50-75% | ON | ON | Blinking | OFF |
75-99% | ON | ON | ON | Blinking |
Fully charged | ON | ON | ON | ON |
Error | Blinking | Blinking | Blinking | Blinking |
The above guidelines are universal for most, if not all power banks.
You might have a case when your power bank is charging, LED lights are blinking, but the device is not charging. There is no need for panicking. Keep charging your power bank for a few hours or even a day. If this solution does not work, then most likely, something is not right.
To find out, go through the following checklist:
Yes, it might sound basic, but you can miss simple tasks while in a rush. Check if a cable is correctly inserted into a power bank and if a charger is plugged into a socket. Be on the safe side; check if there is not any debris in the USB plug.
It’s a very likely scenario. You might have loads of different cables or chargers, and throughout the years, many of them might be damaged. Alternatively, if these are old cables or chargers, they might not be compatible with your newest and advanced power bank.
The output current of a computer or a laptop is very low, usually around 0.5A. It’s not a sufficient output for a power bank. It still might charge, but it will take ages.
If your power bank is not appropriately charged after all the steps mentioned above, then most likely, the battery has died. There are many possible reasons: fall from a height, prolonged stay in a hot or cold environment, or exceed power cycles, estimated between 300 and 1000 for a power bank.
I advise you to go through this list in order. If you get to the last position and your power bank is not charging, then the best is to check your device’s warranty. Perhaps it’s still covered by the warranty, and it could be either fixed or replaced for a new model.

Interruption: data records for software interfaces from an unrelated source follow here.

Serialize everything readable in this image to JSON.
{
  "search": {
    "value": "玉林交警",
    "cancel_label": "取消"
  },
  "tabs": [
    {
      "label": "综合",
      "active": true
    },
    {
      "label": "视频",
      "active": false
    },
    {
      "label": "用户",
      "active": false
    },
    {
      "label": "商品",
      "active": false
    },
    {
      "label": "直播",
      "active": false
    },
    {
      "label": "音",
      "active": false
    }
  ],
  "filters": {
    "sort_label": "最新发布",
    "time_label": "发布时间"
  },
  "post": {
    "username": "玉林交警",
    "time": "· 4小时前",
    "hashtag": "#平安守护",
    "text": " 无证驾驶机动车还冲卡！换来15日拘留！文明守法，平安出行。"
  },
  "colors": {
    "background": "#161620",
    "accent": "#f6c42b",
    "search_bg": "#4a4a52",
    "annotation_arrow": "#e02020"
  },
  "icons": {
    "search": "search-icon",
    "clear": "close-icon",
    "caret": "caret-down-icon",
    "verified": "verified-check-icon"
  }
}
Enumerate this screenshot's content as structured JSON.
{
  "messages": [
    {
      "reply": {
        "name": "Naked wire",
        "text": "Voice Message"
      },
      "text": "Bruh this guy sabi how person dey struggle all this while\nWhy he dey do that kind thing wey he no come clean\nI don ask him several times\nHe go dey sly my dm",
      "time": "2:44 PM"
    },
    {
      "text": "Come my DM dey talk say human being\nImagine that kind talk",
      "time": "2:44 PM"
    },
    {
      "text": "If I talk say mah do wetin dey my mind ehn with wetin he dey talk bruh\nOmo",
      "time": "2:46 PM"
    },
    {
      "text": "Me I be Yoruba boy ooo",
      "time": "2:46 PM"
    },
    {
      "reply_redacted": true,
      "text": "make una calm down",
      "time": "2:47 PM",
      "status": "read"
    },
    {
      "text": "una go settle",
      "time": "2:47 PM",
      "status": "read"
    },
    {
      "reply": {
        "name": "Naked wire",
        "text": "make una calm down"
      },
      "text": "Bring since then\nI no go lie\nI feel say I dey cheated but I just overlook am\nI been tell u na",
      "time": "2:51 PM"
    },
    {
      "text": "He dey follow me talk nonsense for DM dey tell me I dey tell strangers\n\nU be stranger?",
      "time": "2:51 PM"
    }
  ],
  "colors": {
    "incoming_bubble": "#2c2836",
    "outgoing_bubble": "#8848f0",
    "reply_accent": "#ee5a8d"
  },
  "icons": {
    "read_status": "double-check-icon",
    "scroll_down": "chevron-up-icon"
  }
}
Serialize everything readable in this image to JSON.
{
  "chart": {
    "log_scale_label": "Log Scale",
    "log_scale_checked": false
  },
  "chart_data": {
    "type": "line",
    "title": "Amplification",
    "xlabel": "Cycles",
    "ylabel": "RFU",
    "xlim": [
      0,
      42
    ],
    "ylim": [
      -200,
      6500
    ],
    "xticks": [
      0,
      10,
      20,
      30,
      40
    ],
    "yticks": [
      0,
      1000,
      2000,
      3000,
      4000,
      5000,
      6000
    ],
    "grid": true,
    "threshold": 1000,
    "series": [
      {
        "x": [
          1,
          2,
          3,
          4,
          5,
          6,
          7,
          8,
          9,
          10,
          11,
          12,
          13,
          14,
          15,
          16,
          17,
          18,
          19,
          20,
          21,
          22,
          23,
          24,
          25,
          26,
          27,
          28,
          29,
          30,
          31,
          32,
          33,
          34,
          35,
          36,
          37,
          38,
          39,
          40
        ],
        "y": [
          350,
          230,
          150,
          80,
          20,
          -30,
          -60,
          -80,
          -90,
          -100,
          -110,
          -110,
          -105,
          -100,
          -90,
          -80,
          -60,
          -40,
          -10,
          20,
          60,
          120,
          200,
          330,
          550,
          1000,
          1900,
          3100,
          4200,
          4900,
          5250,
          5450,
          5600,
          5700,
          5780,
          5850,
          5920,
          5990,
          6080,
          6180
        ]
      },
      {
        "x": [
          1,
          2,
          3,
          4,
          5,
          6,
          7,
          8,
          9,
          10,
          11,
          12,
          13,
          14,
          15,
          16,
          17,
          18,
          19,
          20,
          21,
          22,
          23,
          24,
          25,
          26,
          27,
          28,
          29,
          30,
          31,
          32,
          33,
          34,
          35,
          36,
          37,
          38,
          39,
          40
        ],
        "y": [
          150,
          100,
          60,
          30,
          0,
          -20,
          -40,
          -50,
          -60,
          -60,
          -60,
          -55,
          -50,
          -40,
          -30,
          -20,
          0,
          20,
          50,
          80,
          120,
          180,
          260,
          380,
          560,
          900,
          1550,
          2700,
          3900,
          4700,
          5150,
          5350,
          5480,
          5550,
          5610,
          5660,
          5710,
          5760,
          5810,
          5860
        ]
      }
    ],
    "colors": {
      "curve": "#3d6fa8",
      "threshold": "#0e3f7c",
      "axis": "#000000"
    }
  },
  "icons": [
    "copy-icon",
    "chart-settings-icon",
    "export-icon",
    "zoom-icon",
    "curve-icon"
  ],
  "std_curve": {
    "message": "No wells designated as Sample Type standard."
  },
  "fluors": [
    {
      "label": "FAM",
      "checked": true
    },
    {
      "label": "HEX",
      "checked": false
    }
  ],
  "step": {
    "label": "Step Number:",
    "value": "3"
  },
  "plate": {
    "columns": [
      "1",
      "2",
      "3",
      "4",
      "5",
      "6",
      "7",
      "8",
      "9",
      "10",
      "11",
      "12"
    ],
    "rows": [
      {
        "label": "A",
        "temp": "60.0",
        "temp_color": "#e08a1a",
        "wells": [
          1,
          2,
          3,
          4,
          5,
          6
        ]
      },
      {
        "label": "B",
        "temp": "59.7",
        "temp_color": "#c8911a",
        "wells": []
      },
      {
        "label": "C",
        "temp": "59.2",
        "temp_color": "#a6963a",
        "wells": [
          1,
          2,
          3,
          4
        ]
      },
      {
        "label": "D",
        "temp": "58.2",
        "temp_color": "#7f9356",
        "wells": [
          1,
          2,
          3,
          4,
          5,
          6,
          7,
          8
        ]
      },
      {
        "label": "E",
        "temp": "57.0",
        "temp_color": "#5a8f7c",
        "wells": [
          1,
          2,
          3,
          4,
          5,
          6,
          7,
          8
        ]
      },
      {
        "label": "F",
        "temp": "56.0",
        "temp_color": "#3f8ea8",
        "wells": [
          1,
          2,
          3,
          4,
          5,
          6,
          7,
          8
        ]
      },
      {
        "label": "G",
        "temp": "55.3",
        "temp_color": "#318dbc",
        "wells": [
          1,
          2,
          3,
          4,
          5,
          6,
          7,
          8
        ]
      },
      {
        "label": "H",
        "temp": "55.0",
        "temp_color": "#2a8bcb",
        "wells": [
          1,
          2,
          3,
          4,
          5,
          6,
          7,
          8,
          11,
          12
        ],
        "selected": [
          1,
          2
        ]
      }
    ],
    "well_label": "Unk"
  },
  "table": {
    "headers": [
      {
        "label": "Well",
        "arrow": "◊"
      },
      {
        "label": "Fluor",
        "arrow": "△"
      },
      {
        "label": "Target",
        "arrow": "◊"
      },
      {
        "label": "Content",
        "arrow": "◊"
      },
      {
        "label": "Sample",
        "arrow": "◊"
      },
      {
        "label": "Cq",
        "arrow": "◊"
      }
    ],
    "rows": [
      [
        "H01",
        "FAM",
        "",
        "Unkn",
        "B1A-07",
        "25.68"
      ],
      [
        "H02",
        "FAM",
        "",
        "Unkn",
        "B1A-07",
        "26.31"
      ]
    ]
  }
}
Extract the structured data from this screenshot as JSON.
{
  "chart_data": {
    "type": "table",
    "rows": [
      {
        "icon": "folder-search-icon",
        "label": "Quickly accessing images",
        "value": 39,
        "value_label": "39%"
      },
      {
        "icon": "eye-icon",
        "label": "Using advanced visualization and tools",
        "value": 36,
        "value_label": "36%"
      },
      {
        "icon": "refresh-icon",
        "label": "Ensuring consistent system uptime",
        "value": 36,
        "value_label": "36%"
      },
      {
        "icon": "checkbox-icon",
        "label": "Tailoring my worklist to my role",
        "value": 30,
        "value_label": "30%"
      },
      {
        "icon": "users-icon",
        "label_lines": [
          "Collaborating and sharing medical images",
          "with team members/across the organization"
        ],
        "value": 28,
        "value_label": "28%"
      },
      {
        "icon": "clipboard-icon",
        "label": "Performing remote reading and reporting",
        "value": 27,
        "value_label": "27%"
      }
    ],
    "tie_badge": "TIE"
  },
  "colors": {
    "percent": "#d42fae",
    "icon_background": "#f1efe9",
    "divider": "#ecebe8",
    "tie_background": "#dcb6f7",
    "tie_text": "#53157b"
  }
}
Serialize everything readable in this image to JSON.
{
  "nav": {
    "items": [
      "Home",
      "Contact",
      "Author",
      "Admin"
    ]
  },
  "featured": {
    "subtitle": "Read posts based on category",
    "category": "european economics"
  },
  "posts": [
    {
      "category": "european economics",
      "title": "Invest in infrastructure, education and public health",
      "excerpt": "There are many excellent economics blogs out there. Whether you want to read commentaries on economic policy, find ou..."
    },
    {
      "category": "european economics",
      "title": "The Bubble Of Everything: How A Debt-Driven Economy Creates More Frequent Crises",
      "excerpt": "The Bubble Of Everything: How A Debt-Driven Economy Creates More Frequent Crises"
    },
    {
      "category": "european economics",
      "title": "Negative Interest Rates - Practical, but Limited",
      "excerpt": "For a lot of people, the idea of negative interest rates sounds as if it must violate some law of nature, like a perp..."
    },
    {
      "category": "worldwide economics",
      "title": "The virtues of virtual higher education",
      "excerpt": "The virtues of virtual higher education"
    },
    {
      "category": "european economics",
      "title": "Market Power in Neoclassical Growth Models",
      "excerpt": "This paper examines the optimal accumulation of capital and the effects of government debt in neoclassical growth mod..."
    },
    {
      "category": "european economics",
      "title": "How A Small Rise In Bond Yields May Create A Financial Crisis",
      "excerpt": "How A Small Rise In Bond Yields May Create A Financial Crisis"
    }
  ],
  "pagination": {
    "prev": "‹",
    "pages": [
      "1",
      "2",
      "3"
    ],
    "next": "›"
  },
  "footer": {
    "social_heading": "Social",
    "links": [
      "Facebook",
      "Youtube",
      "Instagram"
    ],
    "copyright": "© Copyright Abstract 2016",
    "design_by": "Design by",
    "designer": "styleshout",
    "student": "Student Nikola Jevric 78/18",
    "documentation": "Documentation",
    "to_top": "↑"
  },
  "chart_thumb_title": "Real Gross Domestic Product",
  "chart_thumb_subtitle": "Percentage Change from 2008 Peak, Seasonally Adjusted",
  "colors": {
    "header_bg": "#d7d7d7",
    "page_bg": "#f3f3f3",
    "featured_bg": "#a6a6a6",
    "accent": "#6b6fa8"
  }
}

As you can see, there isn’t any black magic behind the charging time of a power bank. A simple formula, and you can roughly calculate the time of charging. Now you know when to plug your power bank before taking it for the next trip.